However it’s not that straightforward. Every minute that remedy is delayed leads to two million brain cells dying. Though the human brain has about 100 billion brain cells, dropping tons of of hundreds of thousands of brain cells in a crucial a part of the brain can have a devastating impact.
Whereas I welcome NICE’s determination to extend the timeframe for remedy, particularly in patients who have a stroke whereas they’re asleep (where the time of onset is unclear), it needs to be understood that this does not imply that the clock has stopped and thrombectomy can now be delayed for hours, or that sufferers may be safely shipped to distant specialist centres.
There’s additionally no proof to recommend that thrombectomy must be carried out at a neurosurgical or neuroscience website, as NHS England is proposing. The truth is, only 30% of the hospitals in the seminal research from the Netherlands that offered the evidence to perform thrombectomy, had a neurosurgery division.
In the worst-case state of affairs for an ischaemic stroke (a perforated blood vessel), the interventionist needs to cope with the state of affairs on website and directly (inflating a balloon in the vessel to cease the bleed or, as a final resort, blocking the vessel). There isn’t any state of affairs where neurosurgery can be immediately attainable. Even if there was a neurosurgeon brave enough to perform open-brain surgery on a patient with thrombolysis, they might not have the ability to repair a punctured blood vessel or even find the hole.
There’s, nevertheless, loads of proof that stroke remedy is time dependent and that transfers are related to the worst outcomes. Researchers in the US additionally discovered that transfers from another facility have been related to greater hospital prices.
The UK’s demographics and geography require that stroke remedy takes place as near onset as attainable. Properly over half the inhabitants lives in rural areas where there are not any thrombectomy centres.
The improvement of thrombectomy is just like what we saw in the remedy of heart assaults 20 years ago, and lessons could be shared. The knowledge is obvious: thrombectomy have to be carried out as quickly as potential to get the greatest outcomes. “Time is brain”, as individuals in the career say.
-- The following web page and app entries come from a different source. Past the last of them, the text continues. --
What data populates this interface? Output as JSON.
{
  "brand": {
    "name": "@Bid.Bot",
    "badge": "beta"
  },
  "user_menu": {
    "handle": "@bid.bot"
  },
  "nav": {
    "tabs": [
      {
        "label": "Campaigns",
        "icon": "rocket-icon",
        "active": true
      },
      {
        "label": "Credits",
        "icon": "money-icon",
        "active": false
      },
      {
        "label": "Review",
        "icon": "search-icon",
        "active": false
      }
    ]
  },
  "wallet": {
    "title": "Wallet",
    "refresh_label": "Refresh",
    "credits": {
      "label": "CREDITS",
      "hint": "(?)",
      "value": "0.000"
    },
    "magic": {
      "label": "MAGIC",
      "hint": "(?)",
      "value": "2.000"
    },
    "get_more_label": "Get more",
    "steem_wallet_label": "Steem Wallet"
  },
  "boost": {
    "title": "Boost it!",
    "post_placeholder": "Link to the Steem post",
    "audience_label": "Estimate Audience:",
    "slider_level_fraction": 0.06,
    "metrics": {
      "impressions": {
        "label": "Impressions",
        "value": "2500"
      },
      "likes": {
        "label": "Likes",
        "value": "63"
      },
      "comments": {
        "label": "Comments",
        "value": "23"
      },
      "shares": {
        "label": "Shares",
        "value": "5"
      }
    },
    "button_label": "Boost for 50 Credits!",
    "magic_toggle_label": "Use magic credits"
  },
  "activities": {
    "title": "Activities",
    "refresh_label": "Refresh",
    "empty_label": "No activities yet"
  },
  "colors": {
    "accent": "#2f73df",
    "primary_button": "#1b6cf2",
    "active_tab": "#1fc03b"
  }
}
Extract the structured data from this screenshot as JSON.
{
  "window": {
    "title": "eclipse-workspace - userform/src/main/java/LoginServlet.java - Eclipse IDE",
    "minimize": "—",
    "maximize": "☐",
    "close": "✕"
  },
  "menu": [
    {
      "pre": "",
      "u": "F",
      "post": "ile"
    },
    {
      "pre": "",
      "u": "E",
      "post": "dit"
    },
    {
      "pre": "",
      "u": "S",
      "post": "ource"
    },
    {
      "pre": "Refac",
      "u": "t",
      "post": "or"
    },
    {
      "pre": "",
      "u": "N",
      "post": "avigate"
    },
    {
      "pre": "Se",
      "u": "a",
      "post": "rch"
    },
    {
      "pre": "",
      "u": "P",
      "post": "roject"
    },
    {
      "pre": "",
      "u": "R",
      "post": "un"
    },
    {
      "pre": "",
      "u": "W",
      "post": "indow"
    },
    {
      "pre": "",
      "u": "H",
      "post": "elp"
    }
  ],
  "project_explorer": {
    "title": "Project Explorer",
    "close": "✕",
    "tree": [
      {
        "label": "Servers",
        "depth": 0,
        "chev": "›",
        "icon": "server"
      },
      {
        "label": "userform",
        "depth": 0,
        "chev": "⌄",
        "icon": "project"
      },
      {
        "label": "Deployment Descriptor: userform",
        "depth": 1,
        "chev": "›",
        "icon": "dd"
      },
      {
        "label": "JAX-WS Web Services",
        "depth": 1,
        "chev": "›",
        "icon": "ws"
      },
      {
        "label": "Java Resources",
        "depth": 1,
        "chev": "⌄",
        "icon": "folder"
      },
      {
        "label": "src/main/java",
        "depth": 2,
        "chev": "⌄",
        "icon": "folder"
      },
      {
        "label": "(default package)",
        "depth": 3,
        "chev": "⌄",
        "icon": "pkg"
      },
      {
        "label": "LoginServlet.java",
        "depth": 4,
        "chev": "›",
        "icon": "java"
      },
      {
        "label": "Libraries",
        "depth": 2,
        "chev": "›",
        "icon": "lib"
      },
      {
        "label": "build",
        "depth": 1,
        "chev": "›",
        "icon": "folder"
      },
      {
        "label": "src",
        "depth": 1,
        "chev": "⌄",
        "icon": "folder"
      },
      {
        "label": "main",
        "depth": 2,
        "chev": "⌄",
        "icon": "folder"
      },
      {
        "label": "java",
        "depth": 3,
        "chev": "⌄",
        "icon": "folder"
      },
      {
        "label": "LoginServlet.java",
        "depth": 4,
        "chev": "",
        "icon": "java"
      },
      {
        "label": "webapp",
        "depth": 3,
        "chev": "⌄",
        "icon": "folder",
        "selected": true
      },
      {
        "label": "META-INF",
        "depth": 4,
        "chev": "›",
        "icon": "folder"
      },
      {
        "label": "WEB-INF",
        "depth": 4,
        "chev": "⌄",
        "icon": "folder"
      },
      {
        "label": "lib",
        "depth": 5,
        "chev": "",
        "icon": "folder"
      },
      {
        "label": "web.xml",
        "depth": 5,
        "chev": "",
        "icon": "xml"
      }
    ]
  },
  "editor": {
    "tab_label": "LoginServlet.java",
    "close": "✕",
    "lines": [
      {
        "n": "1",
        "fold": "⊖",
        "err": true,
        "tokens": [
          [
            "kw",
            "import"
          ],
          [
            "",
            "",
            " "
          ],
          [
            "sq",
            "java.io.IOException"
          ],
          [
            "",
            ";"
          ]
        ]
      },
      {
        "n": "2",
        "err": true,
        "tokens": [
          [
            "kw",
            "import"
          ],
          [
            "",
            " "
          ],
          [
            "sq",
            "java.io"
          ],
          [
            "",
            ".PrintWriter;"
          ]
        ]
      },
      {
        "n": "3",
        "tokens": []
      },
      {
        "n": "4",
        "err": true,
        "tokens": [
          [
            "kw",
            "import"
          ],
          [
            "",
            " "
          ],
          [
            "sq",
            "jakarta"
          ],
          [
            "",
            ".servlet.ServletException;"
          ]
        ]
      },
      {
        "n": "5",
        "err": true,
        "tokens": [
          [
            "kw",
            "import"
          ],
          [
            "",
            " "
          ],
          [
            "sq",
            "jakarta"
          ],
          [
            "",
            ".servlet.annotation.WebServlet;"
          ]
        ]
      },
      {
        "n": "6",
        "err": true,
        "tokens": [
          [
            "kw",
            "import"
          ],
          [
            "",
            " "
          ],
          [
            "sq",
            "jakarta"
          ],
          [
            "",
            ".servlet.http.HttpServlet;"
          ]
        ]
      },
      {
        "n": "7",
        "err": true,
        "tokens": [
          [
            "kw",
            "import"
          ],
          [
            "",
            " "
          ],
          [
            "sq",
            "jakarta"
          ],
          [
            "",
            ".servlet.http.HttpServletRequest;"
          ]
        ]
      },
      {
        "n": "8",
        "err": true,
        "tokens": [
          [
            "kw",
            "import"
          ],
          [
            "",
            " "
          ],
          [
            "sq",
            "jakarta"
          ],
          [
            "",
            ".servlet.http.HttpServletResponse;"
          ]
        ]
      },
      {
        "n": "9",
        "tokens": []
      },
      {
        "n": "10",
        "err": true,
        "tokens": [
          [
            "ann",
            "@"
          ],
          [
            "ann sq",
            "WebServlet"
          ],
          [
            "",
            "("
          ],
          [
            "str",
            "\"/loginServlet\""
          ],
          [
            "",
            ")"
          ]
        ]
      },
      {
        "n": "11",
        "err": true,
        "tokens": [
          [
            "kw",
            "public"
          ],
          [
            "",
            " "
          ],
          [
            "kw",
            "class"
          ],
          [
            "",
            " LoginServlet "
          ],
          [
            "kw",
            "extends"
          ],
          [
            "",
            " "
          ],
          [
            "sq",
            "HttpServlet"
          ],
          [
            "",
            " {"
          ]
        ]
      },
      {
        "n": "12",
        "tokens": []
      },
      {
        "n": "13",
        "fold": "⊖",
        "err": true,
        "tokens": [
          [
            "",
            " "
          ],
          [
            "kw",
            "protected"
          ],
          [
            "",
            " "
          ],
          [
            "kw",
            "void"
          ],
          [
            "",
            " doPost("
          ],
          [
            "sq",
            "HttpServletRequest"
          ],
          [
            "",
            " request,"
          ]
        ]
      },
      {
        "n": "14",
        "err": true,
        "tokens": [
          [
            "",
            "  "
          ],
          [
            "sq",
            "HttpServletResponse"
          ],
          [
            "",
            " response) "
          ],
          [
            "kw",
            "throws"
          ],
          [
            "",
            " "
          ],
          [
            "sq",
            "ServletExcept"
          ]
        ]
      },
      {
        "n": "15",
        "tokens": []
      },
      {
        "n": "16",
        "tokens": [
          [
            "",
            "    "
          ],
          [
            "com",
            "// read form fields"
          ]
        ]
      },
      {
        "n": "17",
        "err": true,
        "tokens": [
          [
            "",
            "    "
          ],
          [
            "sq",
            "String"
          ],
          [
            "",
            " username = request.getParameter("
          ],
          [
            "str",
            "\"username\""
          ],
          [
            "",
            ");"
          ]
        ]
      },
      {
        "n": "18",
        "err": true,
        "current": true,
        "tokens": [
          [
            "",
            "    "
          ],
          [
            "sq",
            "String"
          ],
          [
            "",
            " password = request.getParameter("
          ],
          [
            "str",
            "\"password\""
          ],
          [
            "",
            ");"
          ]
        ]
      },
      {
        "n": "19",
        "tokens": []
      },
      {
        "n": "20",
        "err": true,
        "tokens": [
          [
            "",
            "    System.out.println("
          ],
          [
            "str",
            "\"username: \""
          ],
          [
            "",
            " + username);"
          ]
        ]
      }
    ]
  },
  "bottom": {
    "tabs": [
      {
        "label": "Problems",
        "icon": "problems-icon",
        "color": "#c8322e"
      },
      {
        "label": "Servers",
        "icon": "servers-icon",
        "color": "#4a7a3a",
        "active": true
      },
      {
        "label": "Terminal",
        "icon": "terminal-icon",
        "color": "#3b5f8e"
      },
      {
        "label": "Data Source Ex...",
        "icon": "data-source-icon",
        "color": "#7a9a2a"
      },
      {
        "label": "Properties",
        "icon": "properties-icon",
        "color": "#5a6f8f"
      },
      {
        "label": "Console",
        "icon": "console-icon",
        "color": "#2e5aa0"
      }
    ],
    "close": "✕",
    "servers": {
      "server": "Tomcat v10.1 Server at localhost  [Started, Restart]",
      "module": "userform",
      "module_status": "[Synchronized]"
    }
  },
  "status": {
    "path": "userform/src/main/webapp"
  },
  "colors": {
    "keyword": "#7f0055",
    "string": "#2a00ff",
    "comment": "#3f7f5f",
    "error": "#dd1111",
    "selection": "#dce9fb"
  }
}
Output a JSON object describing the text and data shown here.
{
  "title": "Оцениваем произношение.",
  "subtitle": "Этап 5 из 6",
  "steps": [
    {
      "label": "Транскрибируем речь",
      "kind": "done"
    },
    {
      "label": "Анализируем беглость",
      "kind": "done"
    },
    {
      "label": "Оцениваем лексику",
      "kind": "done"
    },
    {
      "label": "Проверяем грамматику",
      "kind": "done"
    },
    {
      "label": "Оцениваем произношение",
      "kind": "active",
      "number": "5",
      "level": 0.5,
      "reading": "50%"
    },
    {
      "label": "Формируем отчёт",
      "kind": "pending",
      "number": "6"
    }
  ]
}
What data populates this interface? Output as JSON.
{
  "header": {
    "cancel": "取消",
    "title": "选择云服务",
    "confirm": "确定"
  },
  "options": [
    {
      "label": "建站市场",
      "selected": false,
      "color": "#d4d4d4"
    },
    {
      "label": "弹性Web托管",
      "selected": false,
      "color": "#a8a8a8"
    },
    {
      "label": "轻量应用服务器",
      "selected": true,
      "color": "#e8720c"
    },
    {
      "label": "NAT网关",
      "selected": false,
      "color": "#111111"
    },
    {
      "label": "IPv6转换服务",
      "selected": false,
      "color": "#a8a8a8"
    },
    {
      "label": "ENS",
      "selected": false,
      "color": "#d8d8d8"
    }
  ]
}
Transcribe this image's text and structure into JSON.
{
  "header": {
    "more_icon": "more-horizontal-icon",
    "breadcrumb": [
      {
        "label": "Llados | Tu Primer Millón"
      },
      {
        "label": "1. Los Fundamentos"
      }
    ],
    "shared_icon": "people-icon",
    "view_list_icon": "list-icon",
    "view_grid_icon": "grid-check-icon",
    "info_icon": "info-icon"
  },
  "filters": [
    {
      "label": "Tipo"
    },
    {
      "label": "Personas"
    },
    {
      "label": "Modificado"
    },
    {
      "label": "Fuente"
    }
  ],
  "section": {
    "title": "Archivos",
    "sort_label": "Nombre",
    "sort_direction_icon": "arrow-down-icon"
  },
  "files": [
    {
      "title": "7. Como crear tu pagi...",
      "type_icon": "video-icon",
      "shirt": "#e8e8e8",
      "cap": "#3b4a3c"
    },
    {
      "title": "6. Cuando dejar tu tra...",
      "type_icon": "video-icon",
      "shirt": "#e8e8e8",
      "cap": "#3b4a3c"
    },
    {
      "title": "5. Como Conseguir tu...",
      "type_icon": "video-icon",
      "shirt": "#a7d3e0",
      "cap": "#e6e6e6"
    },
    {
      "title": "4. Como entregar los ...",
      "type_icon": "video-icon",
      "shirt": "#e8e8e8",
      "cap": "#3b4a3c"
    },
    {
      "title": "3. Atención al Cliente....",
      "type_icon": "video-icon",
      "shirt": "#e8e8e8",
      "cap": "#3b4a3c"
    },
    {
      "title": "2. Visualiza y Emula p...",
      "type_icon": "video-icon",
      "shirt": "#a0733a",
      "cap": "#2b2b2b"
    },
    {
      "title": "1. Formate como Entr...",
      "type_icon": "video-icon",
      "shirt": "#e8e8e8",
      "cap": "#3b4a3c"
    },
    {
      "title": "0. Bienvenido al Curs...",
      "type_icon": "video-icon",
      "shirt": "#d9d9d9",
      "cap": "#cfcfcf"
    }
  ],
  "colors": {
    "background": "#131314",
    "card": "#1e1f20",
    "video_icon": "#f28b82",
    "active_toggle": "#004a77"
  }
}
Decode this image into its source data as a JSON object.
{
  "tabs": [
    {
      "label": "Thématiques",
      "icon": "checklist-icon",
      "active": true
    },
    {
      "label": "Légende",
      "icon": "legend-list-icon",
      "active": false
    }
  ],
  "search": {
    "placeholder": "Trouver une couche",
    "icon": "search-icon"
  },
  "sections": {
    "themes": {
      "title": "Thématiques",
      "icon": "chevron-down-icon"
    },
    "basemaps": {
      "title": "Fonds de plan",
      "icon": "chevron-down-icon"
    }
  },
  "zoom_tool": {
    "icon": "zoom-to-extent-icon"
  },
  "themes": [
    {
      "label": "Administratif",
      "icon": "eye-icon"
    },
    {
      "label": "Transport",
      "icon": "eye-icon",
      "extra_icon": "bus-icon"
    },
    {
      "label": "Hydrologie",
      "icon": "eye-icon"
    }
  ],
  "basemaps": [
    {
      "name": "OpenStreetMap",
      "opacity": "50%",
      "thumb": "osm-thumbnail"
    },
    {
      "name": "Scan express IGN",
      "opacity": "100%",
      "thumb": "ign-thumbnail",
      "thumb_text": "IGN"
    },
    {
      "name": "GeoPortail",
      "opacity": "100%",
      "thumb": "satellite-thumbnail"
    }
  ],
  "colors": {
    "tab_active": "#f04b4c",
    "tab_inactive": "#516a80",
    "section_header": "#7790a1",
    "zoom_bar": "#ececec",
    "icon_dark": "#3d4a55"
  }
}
The effectiveness of thrombectomy is past doubt and is unmatched by any previous therapy in stroke drugs. Finally, it is the well-being of sufferers that ought to guide our determination. For a lot of sufferers, speedy access to thrombectomy will decide the distinction between demise or incapacity and dwelling a normal life.
The number of strokes is way too great and never in places the place neuroradiologists work, so we have to develop a bigger workforce involving other interventionists, corresponding to cardiologists.
The UK is now taking action and creating more thrombectomy centres. This might be achieved in each neurosurgical and non-neurosurgical settings. However we have to work together, overcoming turf wars between specialities, to offer quick remedy and higher outcomes. If we do this, the future for stroke victims shall be constructive.
Dr Iris Grunwald is the Director of Neuroscience and Vascular Simulation Unit, Anglia Ruskin College.
Dr Grunwald works for Anglia Ruskin College, Faculty of Drugs. She is co-founder and medical director of Brainomix Ltd, an Oxford University Spin out, that specialises in Synthetic Intelligence for the interpretation of stroke CT scans. She acquired funding from Horizon 2020, Know-how Technique Board, Innovate UK, Biomedical Catalyst / Medical Research Council. She is affiliated with Southend University Hospital.
This article is republished from The Conversation underneath a Artistic Commons license. Read the unique article.